Some time ago a client requested a special keyboard for his application, which had to have certain conditions that the regular Android keyboard didn’t meet.
The first option that came to mind was to add a disabled
Entry with a
GestureRecognizer that displays a control with an animation to emulate the appearance of the keyboard, but quickly discard the idea as it wasn’t reusable.
The best option was taking the native path, so I spent quite time researching, but I only found solutions that leads to create a keyboard as a service. I knew that our client wouldn’t like the idea of having to download a separate keyboard to only use it in the application and I needed a solution that should work with Xamarin Forms!
As I had to think about its implementation in Xamarin Forms I decided that the best option was to try with a Custom Renderer of the Entry control since it uses EditText as base for the native control and try to apply all those solutions that I had read previously in it.
Note: in order to correctly implement the custom keyboard we are going to need that the Xamarin Forms version to be
220.127.116.11200-pre1 or higher because we need the OnFocusChangeRequest method which is only available from this version.
First we’re going to create the custom control, which will have the next bindable property:
ICommand, to bind Enter key press action.
This is how our custom control will be:
Now we’re moving to our Android project and keep working there (later we will return to our Xamarin Forms project).
Before we go on, ensure to have all the required Android packages:
Next we’re going to edit our Android
MainActivity to avoid that native keyboard to show up, for that we will use the
What are we going to do next is start to define our custom keyboard.
Inside the Resource/layout folder we are going to create an Android layout named
Firstly we set the
alignParentBottom property to true because we want our keyboard to be visible from the bottom side of the screen.
Secondly we set the
keyPreviewLayout property to null because on this sample we don’t want a response layout when some key is pressed.
As you can see in the
keyBackground property refers to a drawable called
keyboard_background, which doesn’t exist yet, so we are going to create it inside the Drawable folder as an xml file, there we are going to define a state selector for the two states our keys can have: normal (without pressing) and pressed.
As you can see, we are going to have to create another two xml inside the Drawable folder, in which we are going to define the look and feel of our keyboard to match (or not) with our application theme.
Now within the values folder we will create an xml named ids which we will need later.
Next, inside the Resources folder we will create a new folder called xml. Within it we will create an xml in which we will define the keys of our special keyboard.
In our case our keyboard will be called special_keyboard, it will be typeof
Keyboard in which we will define the horizontal and vertical size of our keys, the
verticalGap properties refer to the spacing and dimension type
%p (in case you’ve never seen it) is a kind of percentage relative to the parent view.
Each row of keys will be included within sections delimited by the
Our first row will be occupied with a separating line to mark the limit of our keyboard. The Row tag will have a height of

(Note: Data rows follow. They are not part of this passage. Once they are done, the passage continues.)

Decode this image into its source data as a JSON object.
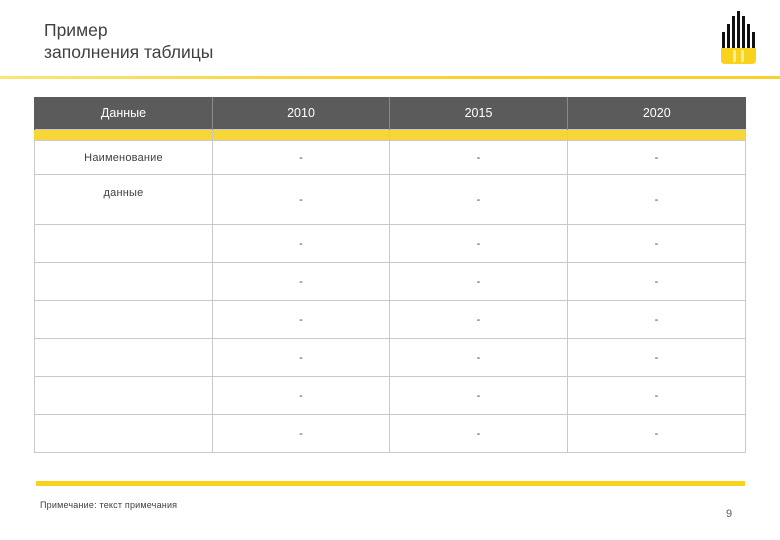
{
  "slide": {
    "title_line1": "Пример",
    "title_line2": "заполнения таблицы",
    "note": "Примечание: текст примечания",
    "page_number": "9",
    "colors": {
      "accent": "#f8d21c",
      "header_bg": "#5b5b5b",
      "row_alt": "#f2f2f2"
    }
  },
  "table": {
    "headers": [
      "Данные",
      "2010",
      "2015",
      "2020"
    ],
    "rows": [
      [
        "Наименование",
        "-",
        "-",
        "-"
      ],
      [
        "данные",
        "-",
        "-",
        "-"
      ],
      [
        "",
        "-",
        "-",
        "-"
      ],
      [
        "",
        "-",
        "-",
        "-"
      ],
      [
        "",
        "-",
        "-",
        "-"
      ],
      [
        "",
        "-",
        "-",
        "-"
      ],
      [
        "",
        "-",
        "-",
        "-"
      ],
      [
        "",
        "-",
        "-",
        "-"
      ]
    ]
  },
  "logo": {
    "icon": "company-logo-icon"
  }
}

4dp and we will indicate that it is at the top of our keyboard through the
rowEdgeFlags property. Then we will add a line as a
Key within the Row tags that it would take the full width of the keyboard. Our separator is just another xml that we will create inside the Drawable folder:
Each Key will have two strictly necessary properties:
keyLabel code will be a number that tells the OS what letter or symbol the key corresponds to. At this point I want to clarify something: I found dozens of samples about creating customs keyboards for Android and they have used many different codes to refer to a certain symbol or key. The best list of codes that has been fulfilled most of all that I have tried is the following: Android Keycodes. You can also see the official Android docs or even the Xamarin Android but none of them has worked with accuracy.
keyLabel is the string that is going to be shown in our key, it is very important to put this property even if we don’t want to show any text in our key (in that case it would be
For style decision, at the beginning and at the end of each row, I add a Key with code equal to 0 (so you don’t have any action), the width also of 0 and a spacing of
2%p, these keys will also carry the
keyEdgeFlags property with the
right values as appropriate.
Here our full keyboard:
Finally before starting to work in our renderer, we will create another folder within Resources, called anim with an xml that we are going to call
slide_in_bottom this will be the animation with which our keyboard will appear on the screen.
Now we will create a new folder on our Android project, named Renderers and there we will create our renderer which we will call
EntryWithCustomKeyboardRenderer which will extend from
EntryRenderer and implement the interface
IOnKeyboardActionListener. Also within our custom renderer we will create a private class called
NullListener which is going to extend from
Java.Lang.Object and implement the interface
IOnKeyboardActionListener which we are going to use in our renderer to avoid null exceptions.
Finally, we return to our Xamarin Forms project and implement our special keyboard.
And in our code behind we implement the
EnterCommand that we created previously, for the action that we want to happen when we press the Enter key of our custom keyboard.
Here’s the final result:
You can see the complete sample repository on GitHub
How to create a custom keyboard with Xamrain Forms (Android)
How to create a custom keyboard with Xamrain Forms (Android)
Sample repository created for How to create a custom keyboard with Xamarin Forms (Android)
In the next post we will see how to make a complex custom keyboard!
Thanks for reading 😁